- [Data for this task]:
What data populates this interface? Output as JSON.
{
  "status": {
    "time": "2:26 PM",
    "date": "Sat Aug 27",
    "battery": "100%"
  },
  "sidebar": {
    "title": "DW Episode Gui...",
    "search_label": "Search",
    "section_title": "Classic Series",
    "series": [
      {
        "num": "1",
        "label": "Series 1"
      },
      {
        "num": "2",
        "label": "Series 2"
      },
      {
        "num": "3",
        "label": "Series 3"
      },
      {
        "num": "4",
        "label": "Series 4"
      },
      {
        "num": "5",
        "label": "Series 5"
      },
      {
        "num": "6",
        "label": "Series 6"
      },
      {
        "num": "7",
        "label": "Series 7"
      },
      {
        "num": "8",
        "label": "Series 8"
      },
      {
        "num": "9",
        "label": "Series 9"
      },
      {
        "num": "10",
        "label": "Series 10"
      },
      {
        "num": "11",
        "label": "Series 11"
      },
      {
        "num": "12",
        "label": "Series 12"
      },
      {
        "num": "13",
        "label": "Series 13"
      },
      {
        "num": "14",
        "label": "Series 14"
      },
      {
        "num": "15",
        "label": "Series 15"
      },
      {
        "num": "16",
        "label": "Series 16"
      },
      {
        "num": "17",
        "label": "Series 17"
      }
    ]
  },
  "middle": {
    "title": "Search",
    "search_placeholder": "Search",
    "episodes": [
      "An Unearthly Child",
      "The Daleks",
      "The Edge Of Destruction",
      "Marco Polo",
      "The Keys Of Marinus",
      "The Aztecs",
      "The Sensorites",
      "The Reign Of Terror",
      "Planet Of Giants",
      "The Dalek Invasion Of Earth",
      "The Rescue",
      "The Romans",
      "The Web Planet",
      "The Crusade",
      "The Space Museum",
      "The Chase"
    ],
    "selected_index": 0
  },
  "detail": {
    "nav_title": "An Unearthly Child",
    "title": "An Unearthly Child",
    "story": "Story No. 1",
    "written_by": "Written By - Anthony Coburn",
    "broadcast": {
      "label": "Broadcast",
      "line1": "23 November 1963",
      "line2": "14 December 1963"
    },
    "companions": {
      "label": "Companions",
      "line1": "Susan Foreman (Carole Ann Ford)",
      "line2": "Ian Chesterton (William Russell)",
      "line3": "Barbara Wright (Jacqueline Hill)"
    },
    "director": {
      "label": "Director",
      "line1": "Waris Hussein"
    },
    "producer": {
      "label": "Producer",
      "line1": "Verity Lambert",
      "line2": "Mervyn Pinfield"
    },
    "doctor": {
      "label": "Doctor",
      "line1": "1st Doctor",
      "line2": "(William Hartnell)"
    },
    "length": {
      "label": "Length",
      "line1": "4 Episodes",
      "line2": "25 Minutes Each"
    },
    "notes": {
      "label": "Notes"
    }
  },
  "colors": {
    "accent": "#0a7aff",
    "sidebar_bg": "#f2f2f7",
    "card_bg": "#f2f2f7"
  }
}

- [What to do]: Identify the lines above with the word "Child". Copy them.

- [Result of the task]:
      "An Unearthly Child",
    "nav_title": "An Unearthly Child",
    "title": "An Unearthly Child",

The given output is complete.